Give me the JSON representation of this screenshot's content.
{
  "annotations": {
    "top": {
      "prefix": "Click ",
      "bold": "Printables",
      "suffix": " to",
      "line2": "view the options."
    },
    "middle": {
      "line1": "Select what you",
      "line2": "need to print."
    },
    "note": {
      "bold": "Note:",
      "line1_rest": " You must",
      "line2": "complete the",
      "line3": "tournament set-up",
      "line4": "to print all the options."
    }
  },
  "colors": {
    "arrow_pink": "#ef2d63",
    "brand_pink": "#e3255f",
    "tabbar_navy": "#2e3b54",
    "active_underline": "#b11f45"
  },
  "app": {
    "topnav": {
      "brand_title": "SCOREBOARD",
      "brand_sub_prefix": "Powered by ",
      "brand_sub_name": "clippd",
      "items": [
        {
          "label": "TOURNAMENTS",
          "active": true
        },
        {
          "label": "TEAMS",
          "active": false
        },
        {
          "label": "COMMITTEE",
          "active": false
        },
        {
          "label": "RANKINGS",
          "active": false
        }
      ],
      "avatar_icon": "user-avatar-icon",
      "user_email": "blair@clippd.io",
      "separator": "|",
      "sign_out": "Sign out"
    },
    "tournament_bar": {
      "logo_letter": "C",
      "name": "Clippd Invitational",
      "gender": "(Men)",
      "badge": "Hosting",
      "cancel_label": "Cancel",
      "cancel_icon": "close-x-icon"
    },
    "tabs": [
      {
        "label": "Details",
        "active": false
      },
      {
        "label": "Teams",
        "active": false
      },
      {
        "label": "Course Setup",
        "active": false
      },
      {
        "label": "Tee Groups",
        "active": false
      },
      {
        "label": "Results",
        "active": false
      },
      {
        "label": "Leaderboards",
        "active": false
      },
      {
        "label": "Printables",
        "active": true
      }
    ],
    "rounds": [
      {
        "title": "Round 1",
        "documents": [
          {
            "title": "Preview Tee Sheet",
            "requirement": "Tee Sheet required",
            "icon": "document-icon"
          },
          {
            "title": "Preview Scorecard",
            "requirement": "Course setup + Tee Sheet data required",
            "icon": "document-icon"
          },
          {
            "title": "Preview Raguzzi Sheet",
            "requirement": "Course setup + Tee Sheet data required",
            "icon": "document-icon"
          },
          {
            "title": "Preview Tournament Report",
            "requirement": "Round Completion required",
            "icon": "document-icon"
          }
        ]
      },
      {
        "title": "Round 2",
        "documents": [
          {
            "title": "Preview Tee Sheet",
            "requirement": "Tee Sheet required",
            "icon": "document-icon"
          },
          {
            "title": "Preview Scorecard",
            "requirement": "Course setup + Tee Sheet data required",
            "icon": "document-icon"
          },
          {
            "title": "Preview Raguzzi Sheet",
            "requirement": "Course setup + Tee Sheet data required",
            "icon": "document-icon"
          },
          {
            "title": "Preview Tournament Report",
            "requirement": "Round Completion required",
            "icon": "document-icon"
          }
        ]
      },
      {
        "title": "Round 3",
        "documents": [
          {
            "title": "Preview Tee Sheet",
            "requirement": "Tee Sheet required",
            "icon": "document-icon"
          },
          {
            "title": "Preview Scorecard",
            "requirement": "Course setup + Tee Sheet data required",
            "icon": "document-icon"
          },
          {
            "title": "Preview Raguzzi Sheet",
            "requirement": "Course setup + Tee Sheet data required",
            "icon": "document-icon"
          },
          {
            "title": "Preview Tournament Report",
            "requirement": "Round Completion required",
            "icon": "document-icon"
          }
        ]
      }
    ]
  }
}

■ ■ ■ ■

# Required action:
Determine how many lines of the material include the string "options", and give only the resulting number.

# Exercise solution:
2